Climbing My Family Tree, Part Seven

Immigrants William Simpson & Janet Winchester Simpson, and William Clark & Helen Simpson Clark

This week I fudge just a little bit. My five times great-grandparents, William Simpson and Janet Winchester Simpson, didn’t immigrate to the United States, but rather to Prince Edward Island, Canada. William Clark, my four times great-grandfather, found himself in Boston, but only briefly.

What intrigues me most about the Simpsons and the Clarks is that their family lines originated in Scotland.
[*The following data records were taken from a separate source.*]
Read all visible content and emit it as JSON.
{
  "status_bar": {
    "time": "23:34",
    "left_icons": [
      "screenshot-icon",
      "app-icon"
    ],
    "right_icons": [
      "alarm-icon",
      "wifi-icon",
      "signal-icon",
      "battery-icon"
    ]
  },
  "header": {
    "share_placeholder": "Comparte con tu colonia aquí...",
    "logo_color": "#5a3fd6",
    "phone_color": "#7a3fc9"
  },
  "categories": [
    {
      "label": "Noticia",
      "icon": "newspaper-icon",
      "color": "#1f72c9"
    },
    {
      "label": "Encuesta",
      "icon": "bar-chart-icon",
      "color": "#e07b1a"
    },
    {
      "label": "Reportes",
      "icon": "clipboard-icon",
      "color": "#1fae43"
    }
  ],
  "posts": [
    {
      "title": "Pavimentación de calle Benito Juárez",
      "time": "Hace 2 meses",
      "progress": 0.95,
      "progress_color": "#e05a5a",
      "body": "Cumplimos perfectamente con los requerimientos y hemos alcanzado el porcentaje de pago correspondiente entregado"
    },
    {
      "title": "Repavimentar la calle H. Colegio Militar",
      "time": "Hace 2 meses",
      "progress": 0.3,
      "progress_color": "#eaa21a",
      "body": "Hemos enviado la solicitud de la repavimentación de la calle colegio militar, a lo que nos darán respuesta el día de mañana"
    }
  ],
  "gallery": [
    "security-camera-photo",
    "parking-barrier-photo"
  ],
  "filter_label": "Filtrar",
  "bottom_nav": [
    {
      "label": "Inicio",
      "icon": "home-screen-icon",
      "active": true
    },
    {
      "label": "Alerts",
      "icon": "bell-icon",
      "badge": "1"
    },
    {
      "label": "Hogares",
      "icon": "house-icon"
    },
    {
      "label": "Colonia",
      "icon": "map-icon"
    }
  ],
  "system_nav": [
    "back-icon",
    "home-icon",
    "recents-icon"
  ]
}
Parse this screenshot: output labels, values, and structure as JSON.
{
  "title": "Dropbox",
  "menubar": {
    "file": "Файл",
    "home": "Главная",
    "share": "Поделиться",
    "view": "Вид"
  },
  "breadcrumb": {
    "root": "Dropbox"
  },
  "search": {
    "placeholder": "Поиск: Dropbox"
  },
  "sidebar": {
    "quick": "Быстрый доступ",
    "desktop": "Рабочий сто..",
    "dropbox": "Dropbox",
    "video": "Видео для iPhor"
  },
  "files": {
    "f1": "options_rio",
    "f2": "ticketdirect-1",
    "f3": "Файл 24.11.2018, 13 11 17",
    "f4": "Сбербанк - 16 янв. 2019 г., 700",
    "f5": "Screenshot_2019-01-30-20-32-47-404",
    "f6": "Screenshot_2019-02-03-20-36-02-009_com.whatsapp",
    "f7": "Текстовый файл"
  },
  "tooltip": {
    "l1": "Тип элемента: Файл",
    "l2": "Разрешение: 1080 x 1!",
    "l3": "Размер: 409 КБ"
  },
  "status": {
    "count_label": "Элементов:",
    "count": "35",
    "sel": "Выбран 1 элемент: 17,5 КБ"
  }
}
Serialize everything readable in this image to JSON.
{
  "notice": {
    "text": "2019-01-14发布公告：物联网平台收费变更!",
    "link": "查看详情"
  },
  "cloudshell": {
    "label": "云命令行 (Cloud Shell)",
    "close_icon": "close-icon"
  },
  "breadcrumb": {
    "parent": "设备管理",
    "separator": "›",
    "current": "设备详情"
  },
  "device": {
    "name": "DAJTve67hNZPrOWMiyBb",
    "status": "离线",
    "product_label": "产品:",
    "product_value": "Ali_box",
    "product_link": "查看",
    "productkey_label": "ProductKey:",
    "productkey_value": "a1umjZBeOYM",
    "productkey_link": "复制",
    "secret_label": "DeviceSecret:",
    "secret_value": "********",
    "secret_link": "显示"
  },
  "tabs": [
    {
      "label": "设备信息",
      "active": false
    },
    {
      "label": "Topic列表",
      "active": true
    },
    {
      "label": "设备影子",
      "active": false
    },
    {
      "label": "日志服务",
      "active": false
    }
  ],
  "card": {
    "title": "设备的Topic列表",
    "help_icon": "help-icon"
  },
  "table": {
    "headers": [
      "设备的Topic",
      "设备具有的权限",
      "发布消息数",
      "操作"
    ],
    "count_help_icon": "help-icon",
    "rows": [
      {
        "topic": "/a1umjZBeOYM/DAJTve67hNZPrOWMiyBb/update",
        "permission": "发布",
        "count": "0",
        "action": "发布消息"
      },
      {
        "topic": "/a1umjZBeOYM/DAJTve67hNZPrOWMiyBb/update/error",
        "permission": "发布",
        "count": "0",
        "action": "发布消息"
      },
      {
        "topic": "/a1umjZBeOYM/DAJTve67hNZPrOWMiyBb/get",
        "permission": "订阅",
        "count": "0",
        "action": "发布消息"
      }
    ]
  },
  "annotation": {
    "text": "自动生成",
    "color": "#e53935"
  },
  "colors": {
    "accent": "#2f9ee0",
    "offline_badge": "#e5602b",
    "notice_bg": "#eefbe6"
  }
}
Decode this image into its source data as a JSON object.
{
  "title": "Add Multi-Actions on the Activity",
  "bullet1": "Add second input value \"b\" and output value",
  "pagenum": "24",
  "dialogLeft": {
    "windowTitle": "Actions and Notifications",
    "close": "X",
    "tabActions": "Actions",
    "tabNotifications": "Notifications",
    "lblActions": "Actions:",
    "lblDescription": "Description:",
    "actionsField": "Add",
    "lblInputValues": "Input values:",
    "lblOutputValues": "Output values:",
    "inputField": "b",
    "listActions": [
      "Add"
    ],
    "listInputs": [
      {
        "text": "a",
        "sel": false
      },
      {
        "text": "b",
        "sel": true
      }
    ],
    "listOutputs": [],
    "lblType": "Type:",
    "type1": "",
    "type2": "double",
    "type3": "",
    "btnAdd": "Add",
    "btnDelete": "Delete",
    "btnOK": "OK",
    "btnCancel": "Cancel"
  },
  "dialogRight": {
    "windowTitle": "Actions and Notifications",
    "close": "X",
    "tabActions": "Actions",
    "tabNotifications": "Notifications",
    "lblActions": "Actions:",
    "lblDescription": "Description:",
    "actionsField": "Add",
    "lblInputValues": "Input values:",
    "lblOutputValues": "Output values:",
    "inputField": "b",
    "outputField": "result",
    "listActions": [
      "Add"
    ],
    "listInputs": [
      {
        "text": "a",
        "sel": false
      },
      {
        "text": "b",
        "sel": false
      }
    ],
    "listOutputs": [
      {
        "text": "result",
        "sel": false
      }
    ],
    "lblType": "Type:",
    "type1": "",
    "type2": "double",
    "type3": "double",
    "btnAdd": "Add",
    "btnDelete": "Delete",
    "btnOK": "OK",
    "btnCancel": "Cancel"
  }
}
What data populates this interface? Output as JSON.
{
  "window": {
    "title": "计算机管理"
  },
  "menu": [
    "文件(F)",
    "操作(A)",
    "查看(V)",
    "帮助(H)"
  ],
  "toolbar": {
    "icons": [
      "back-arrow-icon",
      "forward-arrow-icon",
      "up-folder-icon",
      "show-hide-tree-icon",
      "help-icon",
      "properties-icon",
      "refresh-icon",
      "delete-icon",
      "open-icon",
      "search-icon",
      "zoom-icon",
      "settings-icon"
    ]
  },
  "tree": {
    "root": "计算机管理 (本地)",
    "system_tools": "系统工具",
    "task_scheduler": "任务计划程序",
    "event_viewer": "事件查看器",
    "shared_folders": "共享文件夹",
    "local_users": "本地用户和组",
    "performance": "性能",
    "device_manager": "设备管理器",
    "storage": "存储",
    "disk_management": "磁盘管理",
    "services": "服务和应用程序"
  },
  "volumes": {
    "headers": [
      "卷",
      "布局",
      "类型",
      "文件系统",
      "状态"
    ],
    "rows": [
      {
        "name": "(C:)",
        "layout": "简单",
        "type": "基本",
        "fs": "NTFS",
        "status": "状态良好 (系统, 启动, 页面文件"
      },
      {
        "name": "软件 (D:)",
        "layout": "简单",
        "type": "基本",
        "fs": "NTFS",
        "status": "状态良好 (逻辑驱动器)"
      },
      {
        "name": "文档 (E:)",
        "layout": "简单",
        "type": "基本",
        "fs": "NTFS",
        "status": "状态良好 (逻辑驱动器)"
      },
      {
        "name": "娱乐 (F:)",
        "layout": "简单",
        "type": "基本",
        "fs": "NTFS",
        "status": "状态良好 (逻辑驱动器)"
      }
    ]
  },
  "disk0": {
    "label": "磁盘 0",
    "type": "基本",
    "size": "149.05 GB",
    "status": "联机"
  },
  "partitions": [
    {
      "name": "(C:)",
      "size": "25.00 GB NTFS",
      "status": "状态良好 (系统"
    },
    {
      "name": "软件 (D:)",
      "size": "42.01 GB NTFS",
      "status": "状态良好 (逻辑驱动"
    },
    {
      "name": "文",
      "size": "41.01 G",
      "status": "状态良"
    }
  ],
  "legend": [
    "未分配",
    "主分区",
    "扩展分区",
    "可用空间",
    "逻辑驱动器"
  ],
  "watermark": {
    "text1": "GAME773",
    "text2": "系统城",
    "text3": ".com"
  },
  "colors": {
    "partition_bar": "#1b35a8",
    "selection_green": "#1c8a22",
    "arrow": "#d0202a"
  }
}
Their stories include an escaped kidnapping and a shipwreck—complete with eight young children on board!  Continue reading


Climbing My Family Tree, Part Six

Immigrants Matthäus Hoffsäß & Margaretha Wüstin Hoffsäß

I have long known the oral tradition of my great-grandfather’s coming to America from somewhere in Germany in the 1800s, but I was some surprised to discover I have German roots on my mother’s side of the family as well.

Matthäus Hoffsäß, as it turns out, was both my five times and my six times great-grandfather. Continue reading

Climbing My Family Tree, Part Five

Immigrants Palmer Tingley, Anna Fosdick Tingley, & Stephen Fosdick

Palmer Tingley, my nine times great-grandfather, was born in Kingston-on-Thames, England in 1614. Palmer was a miller by trade, and at the age of 21 he boarded a ship departing London, headed for New England. The Planter set sail in mid-April, 1635, safely arriving in Boston harbor several weeks later.

Palmer was a “good churchman” and carried a certificate to prove so on his journey to America.

Two years later, Palmer fought in the Pequot War of 1637. Continue reading

Climbing My Family Tree, Part Four

Immigrants Joshua and Bathsheba Pratt

For our fourth episode, we return to Plymouth. Three years have passed since Isaac Allerton’s arrival on the Mayflower, and that first fateful winter when half the original colonists died. (See Climbing My Family Tree, Part One.)

Joshua Pratt, my nine times great-grandfather, sailed from England to Plymouth on the Anne in 1623. My research introduced me to Joshua quite some time before I learned of any of my Mayflower foreparents. I was ecstatic to “meet” Joshua as he was a true-to-life passenger on the ship that carried my fictional character, John Wilkins, on his journey to Plymouth in my book, John Wilkin’s New Plymouth. I found this to be an astonishing coincidence, as I knew nothing about Joshua at the time I wrote the book. Continue reading